- INSTRUCTIONS FOR THE TASK -
Go through the data below and copy each line that includes "description".

(EXTRACTED INFORMATION)

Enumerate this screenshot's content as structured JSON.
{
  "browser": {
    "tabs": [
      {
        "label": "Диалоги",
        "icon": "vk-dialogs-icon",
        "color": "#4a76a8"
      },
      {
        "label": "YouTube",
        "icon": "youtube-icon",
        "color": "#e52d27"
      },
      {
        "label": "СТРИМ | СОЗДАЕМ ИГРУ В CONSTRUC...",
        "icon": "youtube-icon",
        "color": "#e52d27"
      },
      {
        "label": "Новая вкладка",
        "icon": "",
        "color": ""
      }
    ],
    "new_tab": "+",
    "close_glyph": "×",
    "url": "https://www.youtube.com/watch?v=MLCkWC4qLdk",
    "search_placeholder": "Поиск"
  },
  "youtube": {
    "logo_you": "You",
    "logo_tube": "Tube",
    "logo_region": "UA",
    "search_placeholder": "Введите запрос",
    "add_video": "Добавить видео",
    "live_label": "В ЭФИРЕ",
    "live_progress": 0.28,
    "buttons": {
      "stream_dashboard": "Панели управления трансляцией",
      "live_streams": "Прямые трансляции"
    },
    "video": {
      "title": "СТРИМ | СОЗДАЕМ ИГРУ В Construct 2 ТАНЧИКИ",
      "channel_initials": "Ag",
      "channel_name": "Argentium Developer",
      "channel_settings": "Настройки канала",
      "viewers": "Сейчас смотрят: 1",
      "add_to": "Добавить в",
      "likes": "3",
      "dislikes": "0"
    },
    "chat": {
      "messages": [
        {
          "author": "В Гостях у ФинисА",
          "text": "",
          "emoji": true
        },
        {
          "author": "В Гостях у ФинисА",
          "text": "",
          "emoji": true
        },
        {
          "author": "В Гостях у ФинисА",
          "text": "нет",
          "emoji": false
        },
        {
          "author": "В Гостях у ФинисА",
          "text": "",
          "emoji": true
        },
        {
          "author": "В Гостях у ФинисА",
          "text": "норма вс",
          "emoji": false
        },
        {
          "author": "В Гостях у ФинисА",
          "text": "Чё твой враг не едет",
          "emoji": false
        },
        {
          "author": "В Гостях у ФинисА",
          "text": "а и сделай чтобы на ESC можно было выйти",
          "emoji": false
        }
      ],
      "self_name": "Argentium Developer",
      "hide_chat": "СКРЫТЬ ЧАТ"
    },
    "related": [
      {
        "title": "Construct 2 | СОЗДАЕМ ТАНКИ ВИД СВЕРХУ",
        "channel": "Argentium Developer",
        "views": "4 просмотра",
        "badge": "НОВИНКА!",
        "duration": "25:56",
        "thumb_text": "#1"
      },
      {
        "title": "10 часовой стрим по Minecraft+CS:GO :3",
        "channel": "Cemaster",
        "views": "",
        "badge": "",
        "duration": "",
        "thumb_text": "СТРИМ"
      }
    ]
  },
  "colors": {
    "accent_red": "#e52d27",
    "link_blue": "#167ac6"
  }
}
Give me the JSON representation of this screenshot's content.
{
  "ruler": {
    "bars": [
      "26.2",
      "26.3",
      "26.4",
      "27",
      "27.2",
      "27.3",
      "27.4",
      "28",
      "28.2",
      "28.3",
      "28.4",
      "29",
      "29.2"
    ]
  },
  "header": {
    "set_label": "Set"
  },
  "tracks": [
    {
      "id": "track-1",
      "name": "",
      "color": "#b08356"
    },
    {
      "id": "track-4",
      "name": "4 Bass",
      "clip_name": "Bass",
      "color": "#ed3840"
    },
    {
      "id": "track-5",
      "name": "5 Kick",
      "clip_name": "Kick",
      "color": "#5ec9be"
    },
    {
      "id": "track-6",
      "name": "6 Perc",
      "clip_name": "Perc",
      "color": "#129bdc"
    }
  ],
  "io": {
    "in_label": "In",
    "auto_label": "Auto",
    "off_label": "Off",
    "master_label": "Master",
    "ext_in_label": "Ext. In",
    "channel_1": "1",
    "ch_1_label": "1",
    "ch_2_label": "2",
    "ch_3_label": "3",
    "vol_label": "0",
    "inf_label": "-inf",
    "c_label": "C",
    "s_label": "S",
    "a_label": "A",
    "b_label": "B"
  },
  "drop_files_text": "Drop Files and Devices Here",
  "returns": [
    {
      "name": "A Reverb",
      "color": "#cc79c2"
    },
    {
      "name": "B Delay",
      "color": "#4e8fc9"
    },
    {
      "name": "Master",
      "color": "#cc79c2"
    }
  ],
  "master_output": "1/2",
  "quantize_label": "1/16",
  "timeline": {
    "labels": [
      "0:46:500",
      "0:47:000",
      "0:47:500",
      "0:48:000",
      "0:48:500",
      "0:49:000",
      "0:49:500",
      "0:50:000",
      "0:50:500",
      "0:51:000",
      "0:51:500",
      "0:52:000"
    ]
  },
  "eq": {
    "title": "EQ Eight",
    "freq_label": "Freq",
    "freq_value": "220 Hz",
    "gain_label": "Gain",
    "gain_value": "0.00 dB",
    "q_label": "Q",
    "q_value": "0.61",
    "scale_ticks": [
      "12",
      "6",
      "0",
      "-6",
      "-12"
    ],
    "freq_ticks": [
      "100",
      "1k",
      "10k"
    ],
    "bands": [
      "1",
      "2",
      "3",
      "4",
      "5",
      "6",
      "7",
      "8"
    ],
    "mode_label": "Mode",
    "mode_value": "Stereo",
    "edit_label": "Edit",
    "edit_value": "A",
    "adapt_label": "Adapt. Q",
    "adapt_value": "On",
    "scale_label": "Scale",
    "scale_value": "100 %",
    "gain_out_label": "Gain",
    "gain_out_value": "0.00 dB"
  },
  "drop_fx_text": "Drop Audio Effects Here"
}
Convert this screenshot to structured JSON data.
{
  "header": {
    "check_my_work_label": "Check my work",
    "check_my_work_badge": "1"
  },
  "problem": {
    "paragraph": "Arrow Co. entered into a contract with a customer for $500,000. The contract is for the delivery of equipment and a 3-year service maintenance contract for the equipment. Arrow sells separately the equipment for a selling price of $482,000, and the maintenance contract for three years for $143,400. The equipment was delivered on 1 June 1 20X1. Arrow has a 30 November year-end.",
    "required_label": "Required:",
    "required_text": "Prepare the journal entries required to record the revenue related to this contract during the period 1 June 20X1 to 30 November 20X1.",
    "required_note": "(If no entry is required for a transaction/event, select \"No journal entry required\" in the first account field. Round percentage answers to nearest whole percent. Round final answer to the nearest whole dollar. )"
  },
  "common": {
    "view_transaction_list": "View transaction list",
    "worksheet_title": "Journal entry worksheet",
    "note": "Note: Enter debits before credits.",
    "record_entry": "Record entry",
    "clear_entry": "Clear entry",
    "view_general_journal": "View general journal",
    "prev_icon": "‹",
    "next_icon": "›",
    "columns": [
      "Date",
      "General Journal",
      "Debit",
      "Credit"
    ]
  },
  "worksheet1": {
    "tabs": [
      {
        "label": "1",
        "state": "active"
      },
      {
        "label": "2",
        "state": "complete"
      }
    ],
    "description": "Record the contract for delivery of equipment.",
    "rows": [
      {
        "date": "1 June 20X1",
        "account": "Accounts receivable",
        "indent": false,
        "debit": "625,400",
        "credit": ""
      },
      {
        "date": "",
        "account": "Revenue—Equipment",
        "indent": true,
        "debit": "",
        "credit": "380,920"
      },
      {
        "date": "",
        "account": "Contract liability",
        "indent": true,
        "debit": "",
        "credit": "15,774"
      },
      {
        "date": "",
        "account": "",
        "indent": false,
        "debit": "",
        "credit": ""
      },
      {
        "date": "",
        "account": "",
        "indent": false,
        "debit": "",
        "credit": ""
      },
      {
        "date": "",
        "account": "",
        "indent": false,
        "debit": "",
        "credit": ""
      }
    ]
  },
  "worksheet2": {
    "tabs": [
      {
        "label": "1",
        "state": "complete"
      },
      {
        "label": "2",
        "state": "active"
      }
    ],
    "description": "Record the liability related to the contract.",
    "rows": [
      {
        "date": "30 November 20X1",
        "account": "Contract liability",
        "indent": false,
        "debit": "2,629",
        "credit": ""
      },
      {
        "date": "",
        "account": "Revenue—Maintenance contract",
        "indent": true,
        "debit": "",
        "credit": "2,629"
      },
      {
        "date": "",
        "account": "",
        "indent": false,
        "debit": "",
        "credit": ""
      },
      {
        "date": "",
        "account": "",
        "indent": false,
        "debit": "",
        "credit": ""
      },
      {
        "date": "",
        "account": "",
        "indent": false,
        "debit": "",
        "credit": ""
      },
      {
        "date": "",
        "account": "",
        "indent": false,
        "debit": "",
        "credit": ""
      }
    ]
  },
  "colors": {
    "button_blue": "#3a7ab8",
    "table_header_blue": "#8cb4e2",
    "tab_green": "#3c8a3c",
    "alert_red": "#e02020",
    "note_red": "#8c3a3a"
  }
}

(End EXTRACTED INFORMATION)

- RESULT OF THIS EXERCISE -
    "description": "Record the contract for delivery of equipment.",
    "description": "Record the liability related to the contract.",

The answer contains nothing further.